A centuries-old Dorset farming tradition has come to an end, following the last ever livestock market in the county, held at Shaftesbury on Thursday (10 January).

Market operators Southern Counties Auctioneers of Salisbury are making way for the site to be redeveloped as a supermarket by the German firm Lidl.

The Dorset farming community turned up in force to witness the last sale of 240 beef store cattle from 29 farms at the Christy’s Lane site on 10 January.

The last animal to be sold was a red Angus steer, bought by Sherborne farmer Mike Dibble from market regular Colin Mitchell of Buckland Newton for £1,445.
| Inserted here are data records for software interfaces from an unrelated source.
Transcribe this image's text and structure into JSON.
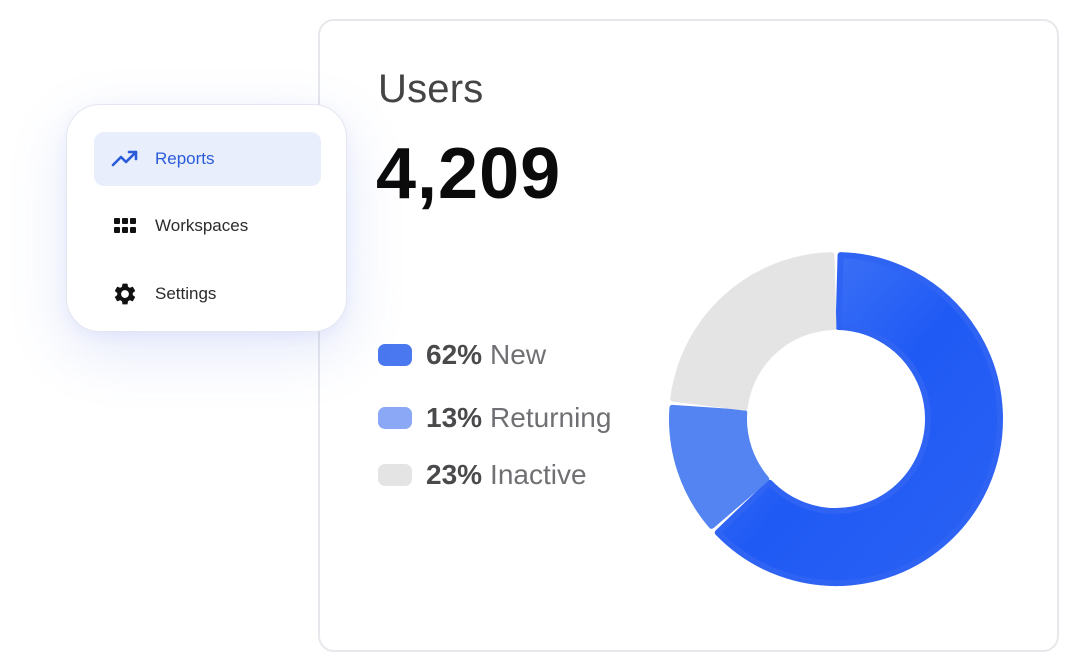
{
  "nav": {
    "items": [
      {
        "label": "Reports",
        "icon": "trending-up-icon",
        "active": true
      },
      {
        "label": "Workspaces",
        "icon": "grid-icon",
        "active": false
      },
      {
        "label": "Settings",
        "icon": "gear-icon",
        "active": false
      }
    ]
  },
  "card": {
    "title": "Users",
    "value": "4,209"
  },
  "legend": [
    {
      "pct": "62%",
      "label": "New",
      "color": "#4a78f0"
    },
    {
      "pct": "13%",
      "label": "Returning",
      "color": "#8aa8f6"
    },
    {
      "pct": "23%",
      "label": "Inactive",
      "color": "#e4e4e4"
    }
  ],
  "chart_data": {
    "type": "pie",
    "categories": [
      "New",
      "Returning",
      "Inactive"
    ],
    "values": [
      62,
      13,
      23
    ],
    "colors": [
      "#2e63f4",
      "#5483f2",
      "#e4e4e4"
    ]
  },
  "colors": {
    "accent": "#2a5bd8",
    "active_bg": "#e8eefc"
  }
}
See also: Guide to selecting lambs for slaughter and minimising losses

In his final report, auctioneer Iain Soutar commented on the “very large entry for the time of year” and the “huge crowd for this sad occasion”.

A sale of some 160 market items, including pens, gates, crushes, hurdles and weighing machines took place immediately after, with buyers asked to remove all purchases from the site by 16 January.

‘County of dairies’

Shaftesbury was the last of the many livestock markets that once existed in Thomas Hardy’s “county of dairies” – a market that had operated at a number of sites in the town for at least four centuries.

It had been the last operating in Dorset since the closure of the Sturminster Newton market in 1997.

Southern Counties Auctioneers (SCA) has accepted an offer from site freeholders North Dorset District Council to give up its long-term lease early, in return for a share of the sale proceeds.

Many local farmers had protested the market was still operating at full capacity and that now they would have to take their animals many miles further to markets in Devon, Somerset and Wiltshire.

Cattle farmer John Pritchard, who farms at Enmore Green, Shaftesbury, said: “This closure is a sad day for Shaftesbury and for farming in Dorset generally.

“The market is very popular with farmers, many of whom come from a wide area around to bring animals here.

“Many of us will now have to make unnecessarily long journeys to markets in other counties to buy and sell.”

‘Not popular’

But NDDC strategic director Martin Hamilton, who is organising the site sale, denied the market was popular.

“Trade at [Shaftesbury] market has declined in recent years.

“In 2015, some 4,500 cattle were sold, and by 2017 this had reduced to around 3,000.

“Over the same time, trade at Salisbury [market] has grown, reflecting the trend for larger, regional markets such as those in Frome, Salisbury and Sedgemoor.

 “The redevelopment of the cattle market will secure important new facilities for the town [and] will see new jobs provided – well in excess of the numbers currently employed at the market.”